The word connection was found. Hyppolite was born in Aouakayes ( Les Ceyes), Haiti and at age four, immigrated to America with her parents. Her strong voice was found at age 12 growing up in Dorchester and then Brookline, Massachusetts. She read every book in the children's section of the Brookline public library. "With nothing else to read, I discovered that writing was an option for me. With an empty notebook and pen, I sat for a couple of hours each day on the yellow couch in my mother's living room."  
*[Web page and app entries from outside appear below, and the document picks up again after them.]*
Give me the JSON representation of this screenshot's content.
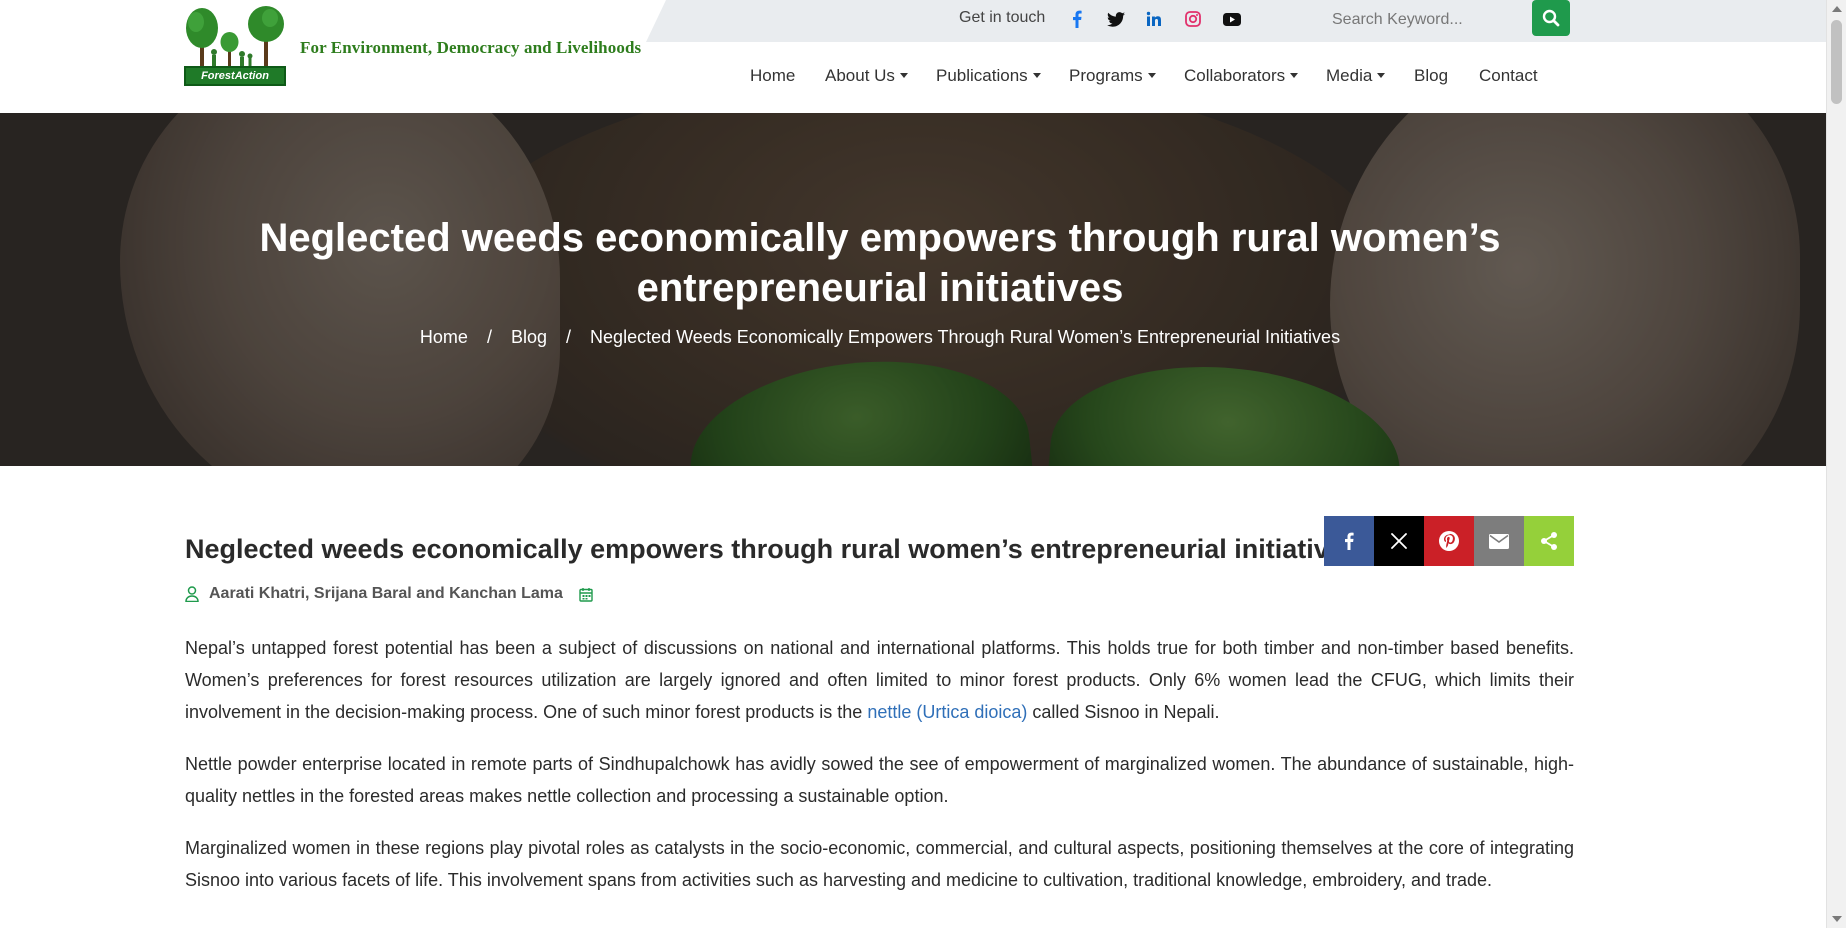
{
  "brand": {
    "logo_text": "ForestAction",
    "tagline": "For Environment, Democracy and Livelihoods"
  },
  "topbar": {
    "get_in_touch": "Get in touch",
    "social": [
      {
        "icon": "facebook-icon",
        "color": "#1877f2"
      },
      {
        "icon": "twitter-icon",
        "color": "#111111"
      },
      {
        "icon": "linkedin-icon",
        "color": "#0a66c2"
      },
      {
        "icon": "instagram-icon",
        "color": "#e1306c"
      },
      {
        "icon": "youtube-icon",
        "color": "#111111"
      }
    ],
    "search_placeholder": "Search Keyword..."
  },
  "nav": {
    "items": [
      {
        "label": "Home",
        "dropdown": false
      },
      {
        "label": "About Us",
        "dropdown": true
      },
      {
        "label": "Publications",
        "dropdown": true
      },
      {
        "label": "Programs",
        "dropdown": true
      },
      {
        "label": "Collaborators",
        "dropdown": true
      },
      {
        "label": "Media",
        "dropdown": true
      },
      {
        "label": "Blog",
        "dropdown": false
      },
      {
        "label": "Contact",
        "dropdown": false
      }
    ]
  },
  "hero": {
    "title": "Neglected weeds economically empowers through rural women’s entrepreneurial initiatives",
    "breadcrumb": {
      "home": "Home",
      "sep": "/",
      "blog": "Blog",
      "current": "Neglected Weeds Economically Empowers Through Rural Women’s Entrepreneurial Initiatives"
    }
  },
  "article": {
    "title": "Neglected weeds economically empowers through rural women’s entrepreneurial initiatives",
    "authors": "Aarati Khatri, Srijana Baral and Kanchan Lama",
    "share": [
      {
        "icon": "facebook-share-icon",
        "color": "#3b5998"
      },
      {
        "icon": "x-share-icon",
        "color": "#000000"
      },
      {
        "icon": "pinterest-share-icon",
        "color": "#cb2027"
      },
      {
        "icon": "email-share-icon",
        "color": "#7d7d7d"
      },
      {
        "icon": "share-icon",
        "color": "#95d03a"
      }
    ],
    "p1_before": "Nepal’s untapped forest potential has been a subject of discussions on national and international platforms. This holds true for both timber and non-timber based benefits. Women’s preferences for forest resources utilization are largely ignored and often limited to minor forest products. Only 6% women lead the CFUG, which limits their involvement in the decision-making process. One of such minor forest products is the ",
    "p1_link": "nettle (Urtica dioica)",
    "p1_after": " called Sisnoo in Nepali.",
    "p2": "Nettle powder enterprise located in remote parts of Sindhupalchowk has avidly sowed the see of empowerment of marginalized women. The abundance of sustainable, high-quality nettles in the forested areas makes nettle collection and processing a sustainable option.",
    "p3": "Marginalized women in these regions play pivotal roles as catalysts in the socio-economic, commercial, and cultural aspects, positioning themselves at the core of integrating Sisnoo into various facets of life. This involvement spans from activities such as harvesting and medicine to cultivation, traditional knowledge, embroidery, and trade."
  },
  "colors": {
    "brand_green": "#2e7d1d",
    "accent_green": "#1f9a4c",
    "link_blue": "#2f6fb8"
  }
}
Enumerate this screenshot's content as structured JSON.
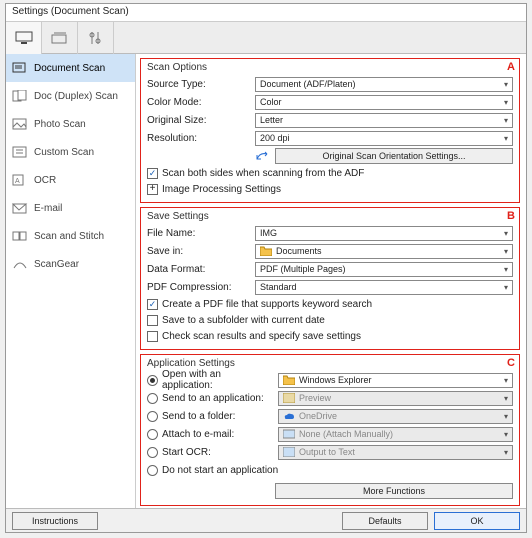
{
  "window": {
    "title": "Settings (Document Scan)"
  },
  "sidebar": {
    "items": [
      {
        "label": "Document Scan"
      },
      {
        "label": "Doc (Duplex) Scan"
      },
      {
        "label": "Photo Scan"
      },
      {
        "label": "Custom Scan"
      },
      {
        "label": "OCR"
      },
      {
        "label": "E-mail"
      },
      {
        "label": "Scan and Stitch"
      },
      {
        "label": "ScanGear"
      }
    ]
  },
  "scan": {
    "legend": "Scan Options",
    "letter": "A",
    "source_label": "Source Type:",
    "source_value": "Document (ADF/Platen)",
    "color_label": "Color Mode:",
    "color_value": "Color",
    "size_label": "Original Size:",
    "size_value": "Letter",
    "res_label": "Resolution:",
    "res_value": "200 dpi",
    "orient_btn": "Original Scan Orientation Settings...",
    "chk_both": "Scan both sides when scanning from the ADF",
    "img_proc": "Image Processing Settings"
  },
  "save": {
    "legend": "Save Settings",
    "letter": "B",
    "file_label": "File Name:",
    "file_value": "IMG",
    "savein_label": "Save in:",
    "savein_value": "Documents",
    "format_label": "Data Format:",
    "format_value": "PDF (Multiple Pages)",
    "pdf_label": "PDF Compression:",
    "pdf_value": "Standard",
    "chk_keyword": "Create a PDF file that supports keyword search",
    "chk_subfolder": "Save to a subfolder with current date",
    "chk_check": "Check scan results and specify save settings"
  },
  "app": {
    "legend": "Application Settings",
    "letter": "C",
    "open_label": "Open with an application:",
    "open_value": "Windows Explorer",
    "sendapp_label": "Send to an application:",
    "sendapp_value": "Preview",
    "folder_label": "Send to a folder:",
    "folder_value": "OneDrive",
    "email_label": "Attach to e-mail:",
    "email_value": "None (Attach Manually)",
    "ocr_label": "Start OCR:",
    "ocr_value": "Output to Text",
    "none_label": "Do not start an application",
    "more_btn": "More Functions"
  },
  "footer": {
    "instructions": "Instructions",
    "defaults": "Defaults",
    "ok": "OK"
  }
}
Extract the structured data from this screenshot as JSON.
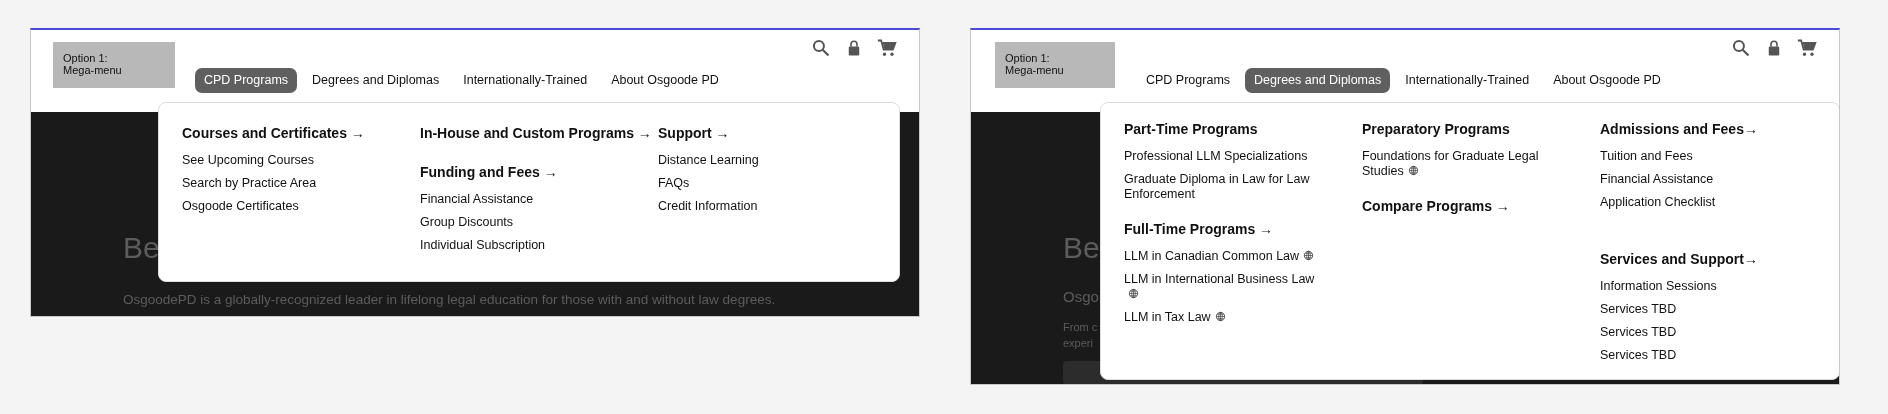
{
  "panels": [
    {
      "logo": [
        "Option 1:",
        "Mega-menu"
      ],
      "nav": [
        {
          "label": "CPD Programs",
          "selected": true
        },
        {
          "label": "Degrees and Diplomas",
          "selected": false
        },
        {
          "label": "Internationally-Trained",
          "selected": false
        },
        {
          "label": "About Osgoode PD",
          "selected": false
        }
      ],
      "hero": [
        {
          "kind": "title",
          "text": "Be"
        },
        {
          "kind": "body",
          "text": "OsgoodePD is a globally-recognized leader in lifelong legal education for those with and without law degrees."
        }
      ],
      "menu": {
        "columns": [
          {
            "groups": [
              {
                "heading": "Courses and Certificates →",
                "items": [
                  {
                    "label": "See Upcoming Courses",
                    "globe": false
                  },
                  {
                    "label": "Search by Practice Area",
                    "globe": false
                  },
                  {
                    "label": "Osgoode Certificates",
                    "globe": false
                  }
                ]
              }
            ]
          },
          {
            "groups": [
              {
                "heading": "In-House and Custom Programs →"
              },
              {
                "heading": "Funding and Fees →",
                "items": [
                  {
                    "label": "Financial Assistance",
                    "globe": false
                  },
                  {
                    "label": "Group Discounts",
                    "globe": false
                  },
                  {
                    "label": "Individual Subscription",
                    "globe": false
                  }
                ]
              }
            ]
          },
          {
            "groups": [
              {
                "heading": "Support →",
                "items": [
                  {
                    "label": "Distance Learning",
                    "globe": false
                  },
                  {
                    "label": "FAQs",
                    "globe": false
                  },
                  {
                    "label": "Credit Information",
                    "globe": false
                  }
                ]
              }
            ]
          }
        ]
      }
    },
    {
      "logo": [
        "Option 1:",
        "Mega-menu"
      ],
      "nav": [
        {
          "label": "CPD Programs",
          "selected": false
        },
        {
          "label": "Degrees and Diplomas",
          "selected": true
        },
        {
          "label": "Internationally-Trained",
          "selected": false
        },
        {
          "label": "About Osgoode PD",
          "selected": false
        }
      ],
      "hero": [
        {
          "kind": "title",
          "text": "Be"
        },
        {
          "kind": "body",
          "text": "Osgo"
        },
        {
          "kind": "small",
          "text": "From c"
        },
        {
          "kind": "small",
          "text": "experi"
        },
        {
          "kind": "field"
        }
      ],
      "menu": {
        "columns": [
          {
            "groups": [
              {
                "heading": "Part-Time Programs",
                "items": [
                  {
                    "label": "Professional LLM Specializations",
                    "globe": false
                  },
                  {
                    "label": "Graduate Diploma in Law for Law Enforcement",
                    "globe": false
                  }
                ]
              },
              {
                "heading": "Full-Time Programs →",
                "items": [
                  {
                    "label": "LLM in Canadian Common Law",
                    "globe": true
                  },
                  {
                    "label": "LLM in International Business Law",
                    "globe": true
                  },
                  {
                    "label": "LLM in Tax Law",
                    "globe": true
                  }
                ]
              }
            ]
          },
          {
            "groups": [
              {
                "heading": "Preparatory Programs",
                "items": [
                  {
                    "label": "Foundations for Graduate Legal Studies",
                    "globe": true
                  }
                ]
              },
              {
                "heading": "Compare Programs →"
              }
            ]
          },
          {
            "groups": [
              {
                "heading": "Admissions and Fees→",
                "items": [
                  {
                    "label": "Tuition and Fees",
                    "globe": false
                  },
                  {
                    "label": "Financial Assistance",
                    "globe": false
                  },
                  {
                    "label": "Application Checklist",
                    "globe": false
                  }
                ]
              },
              {
                "heading": "Services and Support→",
                "items": [
                  {
                    "label": "Information Sessions",
                    "globe": false
                  },
                  {
                    "label": "Services TBD",
                    "globe": false
                  },
                  {
                    "label": "Services TBD",
                    "globe": false
                  },
                  {
                    "label": "Services TBD",
                    "globe": false
                  }
                ]
              }
            ]
          }
        ]
      }
    }
  ]
}
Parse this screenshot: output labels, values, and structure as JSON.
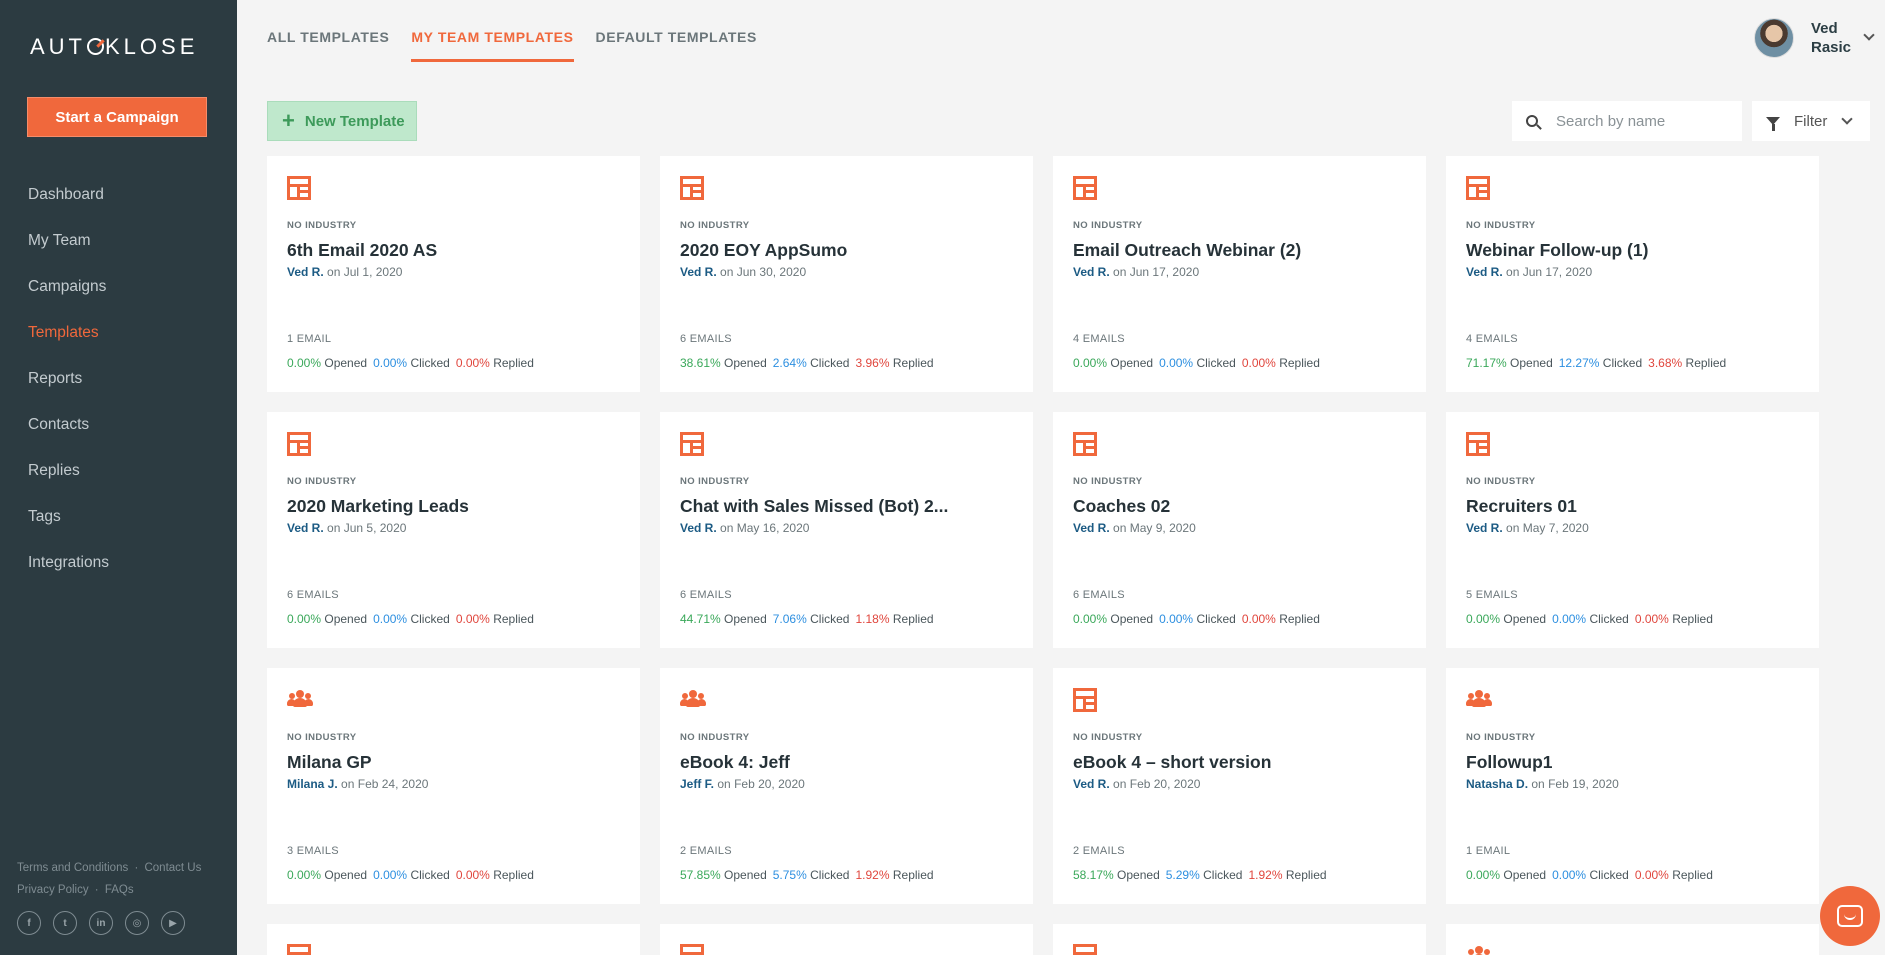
{
  "brand": {
    "logo_prefix": "AUT",
    "logo_suffix": "KLOSE",
    "accent": "#f0683c"
  },
  "sidebar": {
    "cta": "Start a Campaign",
    "items": [
      {
        "label": "Dashboard"
      },
      {
        "label": "My Team"
      },
      {
        "label": "Campaigns"
      },
      {
        "label": "Templates",
        "active": true
      },
      {
        "label": "Reports"
      },
      {
        "label": "Contacts"
      },
      {
        "label": "Replies"
      },
      {
        "label": "Tags"
      },
      {
        "label": "Integrations"
      }
    ],
    "footer": {
      "terms": "Terms and Conditions",
      "contact": "Contact Us",
      "privacy": "Privacy Policy",
      "faqs": "FAQs",
      "sep": "·"
    },
    "socials": [
      {
        "icon": "facebook-icon",
        "glyph": "f"
      },
      {
        "icon": "twitter-icon",
        "glyph": "t"
      },
      {
        "icon": "linkedin-icon",
        "glyph": "in"
      },
      {
        "icon": "instagram-icon",
        "glyph": "◎"
      },
      {
        "icon": "youtube-icon",
        "glyph": "▶"
      }
    ]
  },
  "header": {
    "tabs": [
      {
        "label": "ALL TEMPLATES"
      },
      {
        "label": "MY TEAM TEMPLATES",
        "active": true
      },
      {
        "label": "DEFAULT TEMPLATES"
      }
    ],
    "user": {
      "first": "Ved",
      "last": "Rasic"
    }
  },
  "toolbar": {
    "new_template": "New Template",
    "search_placeholder": "Search by name",
    "filter": "Filter"
  },
  "stat_labels": {
    "opened": "Opened",
    "clicked": "Clicked",
    "replied": "Replied"
  },
  "cards": [
    {
      "icon": "template",
      "industry": "NO INDUSTRY",
      "title": "6th Email 2020 AS",
      "author": "Ved R.",
      "on": "on",
      "date": "Jul 1, 2020",
      "emails": "1 EMAIL",
      "opened": "0.00%",
      "clicked": "0.00%",
      "replied": "0.00%"
    },
    {
      "icon": "template",
      "industry": "NO INDUSTRY",
      "title": "2020 EOY AppSumo",
      "author": "Ved R.",
      "on": "on",
      "date": "Jun 30, 2020",
      "emails": "6 EMAILS",
      "opened": "38.61%",
      "clicked": "2.64%",
      "replied": "3.96%"
    },
    {
      "icon": "template",
      "industry": "NO INDUSTRY",
      "title": "Email Outreach Webinar (2)",
      "author": "Ved R.",
      "on": "on",
      "date": "Jun 17, 2020",
      "emails": "4 EMAILS",
      "opened": "0.00%",
      "clicked": "0.00%",
      "replied": "0.00%"
    },
    {
      "icon": "template",
      "industry": "NO INDUSTRY",
      "title": "Webinar Follow-up (1)",
      "author": "Ved R.",
      "on": "on",
      "date": "Jun 17, 2020",
      "emails": "4 EMAILS",
      "opened": "71.17%",
      "clicked": "12.27%",
      "replied": "3.68%"
    },
    {
      "icon": "template",
      "industry": "NO INDUSTRY",
      "title": "2020 Marketing Leads",
      "author": "Ved R.",
      "on": "on",
      "date": "Jun 5, 2020",
      "emails": "6 EMAILS",
      "opened": "0.00%",
      "clicked": "0.00%",
      "replied": "0.00%"
    },
    {
      "icon": "template",
      "industry": "NO INDUSTRY",
      "title": "Chat with Sales Missed (Bot) 2...",
      "author": "Ved R.",
      "on": "on",
      "date": "May 16, 2020",
      "emails": "6 EMAILS",
      "opened": "44.71%",
      "clicked": "7.06%",
      "replied": "1.18%"
    },
    {
      "icon": "template",
      "industry": "NO INDUSTRY",
      "title": "Coaches 02",
      "author": "Ved R.",
      "on": "on",
      "date": "May 9, 2020",
      "emails": "6 EMAILS",
      "opened": "0.00%",
      "clicked": "0.00%",
      "replied": "0.00%"
    },
    {
      "icon": "template",
      "industry": "NO INDUSTRY",
      "title": "Recruiters 01",
      "author": "Ved R.",
      "on": "on",
      "date": "May 7, 2020",
      "emails": "5 EMAILS",
      "opened": "0.00%",
      "clicked": "0.00%",
      "replied": "0.00%"
    },
    {
      "icon": "team",
      "industry": "NO INDUSTRY",
      "title": "Milana GP",
      "author": "Milana J.",
      "on": "on",
      "date": "Feb 24, 2020",
      "emails": "3 EMAILS",
      "opened": "0.00%",
      "clicked": "0.00%",
      "replied": "0.00%"
    },
    {
      "icon": "team",
      "industry": "NO INDUSTRY",
      "title": "eBook 4: Jeff",
      "author": "Jeff F.",
      "on": "on",
      "date": "Feb 20, 2020",
      "emails": "2 EMAILS",
      "opened": "57.85%",
      "clicked": "5.75%",
      "replied": "1.92%"
    },
    {
      "icon": "template",
      "industry": "NO INDUSTRY",
      "title": "eBook 4 – short version",
      "author": "Ved R.",
      "on": "on",
      "date": "Feb 20, 2020",
      "emails": "2 EMAILS",
      "opened": "58.17%",
      "clicked": "5.29%",
      "replied": "1.92%"
    },
    {
      "icon": "team",
      "industry": "NO INDUSTRY",
      "title": "Followup1",
      "author": "Natasha D.",
      "on": "on",
      "date": "Feb 19, 2020",
      "emails": "1 EMAIL",
      "opened": "0.00%",
      "clicked": "0.00%",
      "replied": "0.00%"
    }
  ],
  "partial_cards": [
    {
      "icon": "template"
    },
    {
      "icon": "template"
    },
    {
      "icon": "template"
    },
    {
      "icon": "team"
    }
  ]
}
Her literary voice - Hyppolite equates that to dance steps; learning the drills first - was defined when she earned a B.A. in African-American studies and English from the University of Pennsylvania.  Her creative writing professor and mentor, Kristen Hunter Lattany, was pivotal in her becoming a children's book author.  Hyppolite holds an M.A. in Afro-American studies from UCLA and a Ph.D. in Literature from the University of Miami with an emphasis on African-American and Caribbean culture and folklore. She is founder of Women Writers of Haitian descent.

Hyppolite's first youth novel, Seth and Samona (Delacorte Press, 1995) was published when she was just 24 years-old. Encouraged by Professor Lattany to enter a writing contest, Hyppolite won the Marguerite de Angeli Prize for New Children's Fiction. De Angeli (1889-1987) was a bestselling author and illustrator of children's books. "I had to get the prize," Hyppolite says, "I had to write for Kristin."  Pause... "Life, it was the perfect storm."

The story is set in Dorchester and told in Seth's voice, that of an 11 year-old  Haitian-American, a little like the author: traditional, quiet, straight-laced. Samona is an outgoing American black girl and Seth's classmate. Almost like Hyppolite's childhood friend, Tamika. Themes combine friendship, race and adjustment and an in-depth look at Hyppolits's own youth: her Haitian family in a predominant African/American neighborhood.  

Hyppolite says, "I come from a very strong cultural community. I feel that sense of community; nurturing people, the aesthetics and the vibrancy of human life."